> [TO DO] Return every line of the listing that includes the string "installed".

> [TASK MATERIAL]
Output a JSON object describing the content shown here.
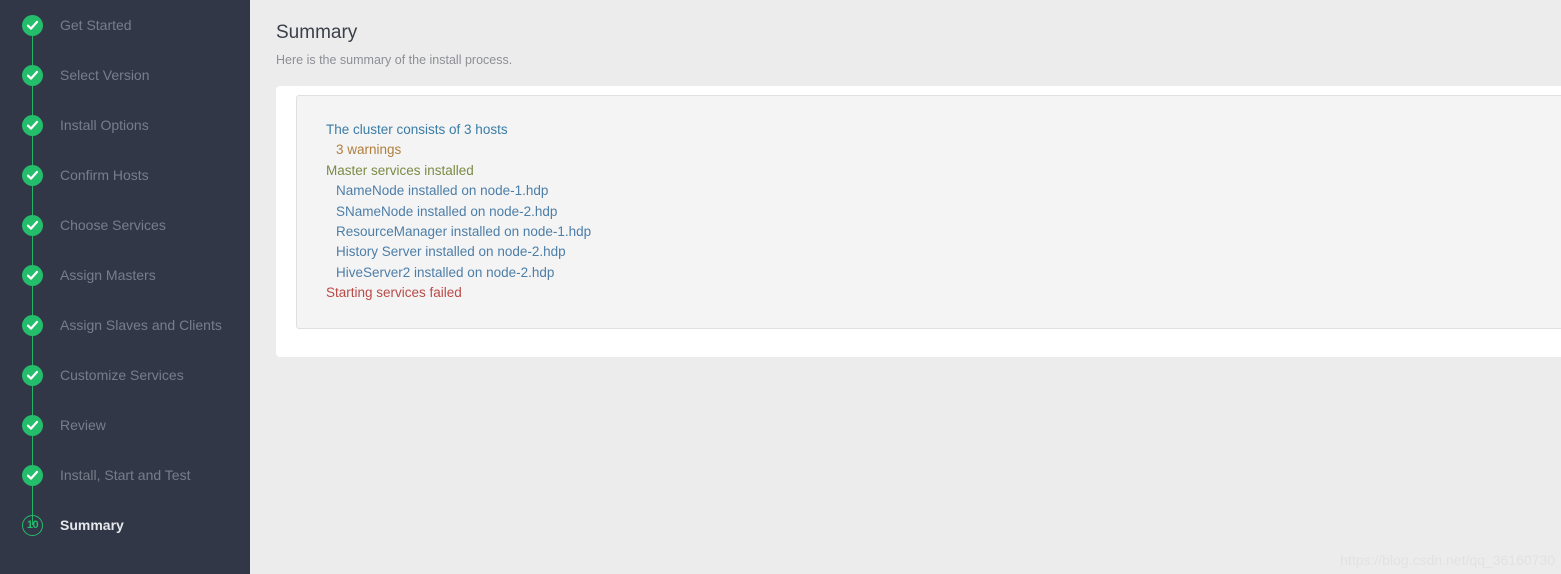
{
  "sidebar": {
    "items": [
      {
        "label": "Get Started",
        "state": "done",
        "icon": "check-icon"
      },
      {
        "label": "Select Version",
        "state": "done",
        "icon": "check-icon"
      },
      {
        "label": "Install Options",
        "state": "done",
        "icon": "check-icon"
      },
      {
        "label": "Confirm Hosts",
        "state": "done",
        "icon": "check-icon"
      },
      {
        "label": "Choose Services",
        "state": "done",
        "icon": "check-icon"
      },
      {
        "label": "Assign Masters",
        "state": "done",
        "icon": "check-icon"
      },
      {
        "label": "Assign Slaves and Clients",
        "state": "done",
        "icon": "check-icon"
      },
      {
        "label": "Customize Services",
        "state": "done",
        "icon": "check-icon"
      },
      {
        "label": "Review",
        "state": "done",
        "icon": "check-icon"
      },
      {
        "label": "Install, Start and Test",
        "state": "done",
        "icon": "check-icon"
      },
      {
        "label": "Summary",
        "state": "current",
        "step_number": "10"
      }
    ]
  },
  "main": {
    "title": "Summary",
    "subtitle": "Here is the summary of the install process.",
    "summary_items": [
      {
        "text": "The cluster consists of 3 hosts",
        "level": 0,
        "tone": "info"
      },
      {
        "text": "3 warnings",
        "level": 1,
        "tone": "warning"
      },
      {
        "text": "Master services installed",
        "level": 0,
        "tone": "ok"
      },
      {
        "text": "NameNode installed on node-1.hdp",
        "level": 1,
        "tone": "link"
      },
      {
        "text": "SNameNode installed on node-2.hdp",
        "level": 1,
        "tone": "link"
      },
      {
        "text": "ResourceManager installed on node-1.hdp",
        "level": 1,
        "tone": "link"
      },
      {
        "text": "History Server installed on node-2.hdp",
        "level": 1,
        "tone": "link"
      },
      {
        "text": "HiveServer2 installed on node-2.hdp",
        "level": 1,
        "tone": "link"
      },
      {
        "text": "Starting services failed",
        "level": 0,
        "tone": "error"
      }
    ]
  },
  "watermark": {
    "text": "https://blog.csdn.net/qq_36160730"
  },
  "colors": {
    "sidebar_bg": "#323747",
    "accent_green": "#24bd6c",
    "page_bg": "#ececec",
    "card_bg": "#ffffff",
    "panel_bg": "#f4f4f4",
    "warning": "#b07f3e",
    "ok": "#7a8b46",
    "error": "#b94a48",
    "info": "#3a7ca5"
  }
}
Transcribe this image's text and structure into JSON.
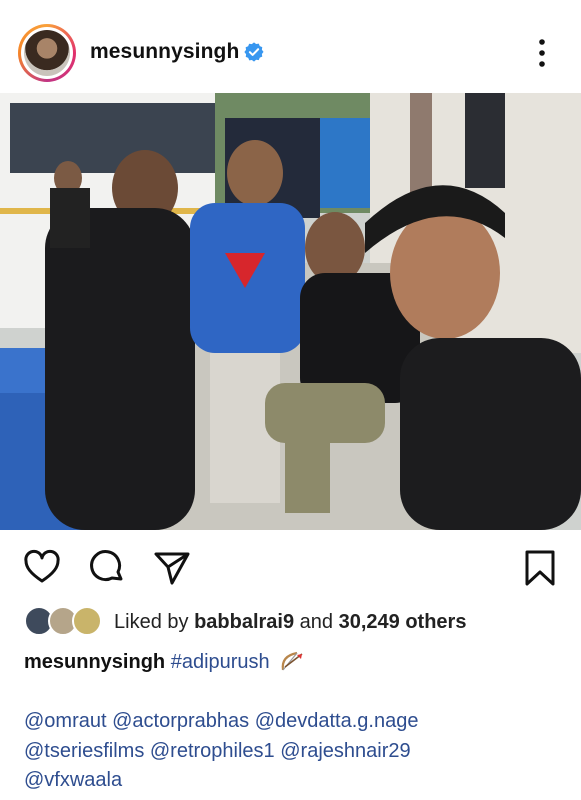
{
  "post": {
    "username": "mesunnysingh",
    "verified": true,
    "menu_icon": "more-vertical-icon",
    "photo_description_icon": "post-photo"
  },
  "actions": {
    "like_icon": "heart-icon",
    "comment_icon": "comment-icon",
    "share_icon": "send-icon",
    "save_icon": "bookmark-icon"
  },
  "likes": {
    "prefix": "Liked by",
    "user": "babbalrai9",
    "middle": "and",
    "count": "30,249 others"
  },
  "caption": {
    "username": "mesunnysingh",
    "hashtag": "#adipurush"
  },
  "mentions": [
    "@omraut @actorprabhas @devdatta.g.nage",
    "@tseriesfilms @retrophiles1 @rajeshnair29",
    "@vfxwaala"
  ],
  "colors": {
    "link": "#2e4d8f",
    "verified": "#3897f0",
    "text": "#111111"
  }
}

> [ANSWER BOX]
        "text": "Master services installed",
        "text": "NameNode installed on node-1.hdp",
        "text": "SNameNode installed on node-2.hdp",
        "text": "ResourceManager installed on node-1.hdp",
        "text": "History Server installed on node-2.hdp",
        "text": "HiveServer2 installed on node-2.hdp",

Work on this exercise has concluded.